Elizabeth looked ashen from utter shock. Each word the formidable Lady Catherine thrashed at her caved into her mind, branding her spirit with the guilt of having lost an innocent life. She wept silently as she shivered from the shock that wracked her recovering body.
“You shall never be able to deliver him an heir! I am certain of it! Darcy will then shun you my dear! I shall see to it!”
“THAT IS ENOUGH, MADAM!” Darcy shouted as he dashed into the room. “Leave immediately, Lady Catherine! You are no longer welcome. Go!”
“How dare you speak to me in such a manner? Have you lost your senses nephew? This shall not be borne!”
Darcy glanced at his wife. She was as pale as a ghost and shuddering. Her frail figure was slumping amidst the pillows. How could he let this happen to her? Once again he failed… he had not protected her! He turned to his aunt and grabbed her arm roughly. He pushed her out of the door without any mercy.
“Mrs Reynolds, show this woman the door immediately!” he shouted.
“You will regret this, Fitzwilliam!” she yelled at him.
He slammed the door, shutting his aunt out of the room. He could hear her protests fading away in the corridor as the servants led her out. Facing his wife, he was shocked to see her in a miserable state. She had collapsed on her bed and was shivering with pain.
“Georgie! Tell Mrs Reynolds to send for the doctor immediately!” He ran towards Elizabeth as his sister went for help. He knelt by the bed and grabbed her hands. He tried to calm her as he caressed her face and hands tenderly. But Elizabeth’s sobbing seemed to increase with his gentleness towards her.

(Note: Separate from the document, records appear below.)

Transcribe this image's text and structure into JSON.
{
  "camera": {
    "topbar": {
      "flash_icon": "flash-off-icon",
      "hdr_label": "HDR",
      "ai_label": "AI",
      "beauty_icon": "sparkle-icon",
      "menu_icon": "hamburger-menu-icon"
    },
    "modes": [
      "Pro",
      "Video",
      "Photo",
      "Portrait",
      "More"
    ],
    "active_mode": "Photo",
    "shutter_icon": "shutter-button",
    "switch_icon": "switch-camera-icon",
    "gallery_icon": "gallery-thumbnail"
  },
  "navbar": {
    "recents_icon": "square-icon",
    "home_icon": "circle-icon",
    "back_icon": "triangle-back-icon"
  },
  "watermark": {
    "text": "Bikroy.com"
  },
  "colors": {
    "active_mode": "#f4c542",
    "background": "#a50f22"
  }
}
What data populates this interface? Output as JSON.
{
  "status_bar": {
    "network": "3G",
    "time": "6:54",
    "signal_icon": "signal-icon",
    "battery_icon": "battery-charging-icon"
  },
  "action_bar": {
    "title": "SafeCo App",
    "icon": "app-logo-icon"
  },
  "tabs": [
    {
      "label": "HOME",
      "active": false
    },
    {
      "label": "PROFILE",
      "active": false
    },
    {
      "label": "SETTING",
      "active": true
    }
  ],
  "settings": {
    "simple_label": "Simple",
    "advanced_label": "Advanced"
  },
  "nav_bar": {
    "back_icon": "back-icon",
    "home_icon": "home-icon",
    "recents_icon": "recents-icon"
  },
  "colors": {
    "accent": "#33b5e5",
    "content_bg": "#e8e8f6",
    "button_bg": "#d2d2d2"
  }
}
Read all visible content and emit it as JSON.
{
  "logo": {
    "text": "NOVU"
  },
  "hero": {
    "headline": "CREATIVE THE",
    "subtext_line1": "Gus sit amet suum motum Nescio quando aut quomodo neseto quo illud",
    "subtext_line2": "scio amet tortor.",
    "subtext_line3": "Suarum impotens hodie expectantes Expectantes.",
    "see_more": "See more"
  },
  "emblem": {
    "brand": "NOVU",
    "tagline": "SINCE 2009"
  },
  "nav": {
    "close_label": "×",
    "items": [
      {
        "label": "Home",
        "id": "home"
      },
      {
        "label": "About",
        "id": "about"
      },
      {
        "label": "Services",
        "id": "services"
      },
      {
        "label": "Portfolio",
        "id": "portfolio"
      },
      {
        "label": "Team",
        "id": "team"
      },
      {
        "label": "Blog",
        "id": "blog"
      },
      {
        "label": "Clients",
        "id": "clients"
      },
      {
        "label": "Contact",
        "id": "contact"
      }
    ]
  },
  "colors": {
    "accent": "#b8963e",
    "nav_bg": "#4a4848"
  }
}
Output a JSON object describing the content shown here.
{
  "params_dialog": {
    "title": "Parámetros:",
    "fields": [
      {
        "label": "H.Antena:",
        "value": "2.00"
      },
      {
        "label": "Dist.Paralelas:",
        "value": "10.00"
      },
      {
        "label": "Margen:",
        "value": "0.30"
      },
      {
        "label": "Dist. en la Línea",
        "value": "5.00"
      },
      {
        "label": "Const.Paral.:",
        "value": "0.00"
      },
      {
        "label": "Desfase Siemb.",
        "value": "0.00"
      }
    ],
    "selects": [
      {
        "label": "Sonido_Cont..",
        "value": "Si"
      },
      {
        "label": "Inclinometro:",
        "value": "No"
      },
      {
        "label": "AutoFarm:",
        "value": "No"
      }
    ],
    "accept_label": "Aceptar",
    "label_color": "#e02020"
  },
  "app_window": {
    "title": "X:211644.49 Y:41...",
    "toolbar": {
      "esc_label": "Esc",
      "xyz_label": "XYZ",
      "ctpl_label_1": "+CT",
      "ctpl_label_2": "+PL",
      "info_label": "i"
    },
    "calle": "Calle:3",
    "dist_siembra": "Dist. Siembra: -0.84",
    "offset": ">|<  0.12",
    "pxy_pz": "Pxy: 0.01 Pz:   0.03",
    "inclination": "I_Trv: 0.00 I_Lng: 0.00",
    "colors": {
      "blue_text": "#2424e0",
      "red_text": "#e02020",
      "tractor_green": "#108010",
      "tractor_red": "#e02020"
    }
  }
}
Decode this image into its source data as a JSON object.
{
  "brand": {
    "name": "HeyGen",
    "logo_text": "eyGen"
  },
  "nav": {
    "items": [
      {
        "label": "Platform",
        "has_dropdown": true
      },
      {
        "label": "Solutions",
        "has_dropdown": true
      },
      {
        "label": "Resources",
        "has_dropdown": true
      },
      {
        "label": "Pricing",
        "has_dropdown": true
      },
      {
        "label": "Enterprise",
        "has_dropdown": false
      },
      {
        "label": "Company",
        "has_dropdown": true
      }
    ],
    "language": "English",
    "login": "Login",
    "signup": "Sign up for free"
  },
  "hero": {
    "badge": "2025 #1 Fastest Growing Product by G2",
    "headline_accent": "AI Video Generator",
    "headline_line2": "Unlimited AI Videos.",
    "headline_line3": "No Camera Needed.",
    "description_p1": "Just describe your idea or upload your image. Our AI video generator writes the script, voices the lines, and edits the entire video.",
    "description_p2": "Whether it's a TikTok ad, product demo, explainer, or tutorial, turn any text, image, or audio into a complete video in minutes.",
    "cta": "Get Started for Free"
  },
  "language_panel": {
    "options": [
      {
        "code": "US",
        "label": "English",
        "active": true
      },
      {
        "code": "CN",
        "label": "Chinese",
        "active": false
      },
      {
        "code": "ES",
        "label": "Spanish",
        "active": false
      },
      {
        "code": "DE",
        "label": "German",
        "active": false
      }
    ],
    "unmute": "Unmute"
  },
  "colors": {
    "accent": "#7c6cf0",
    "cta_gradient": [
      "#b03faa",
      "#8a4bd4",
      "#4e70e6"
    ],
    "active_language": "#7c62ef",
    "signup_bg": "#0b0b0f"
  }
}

“She is gone, Elizabeth. Please be calm, my love…” He sat on the bed and pulled her into his strong embrace, her body snugly fitting against his. He whispered endearments into her ear and he kissed her hair lovingly. But Elizabeth would not calm down. She repeatedly murmured “I’m not worthy” between her heartfelt sobs. “I’m not worthy.”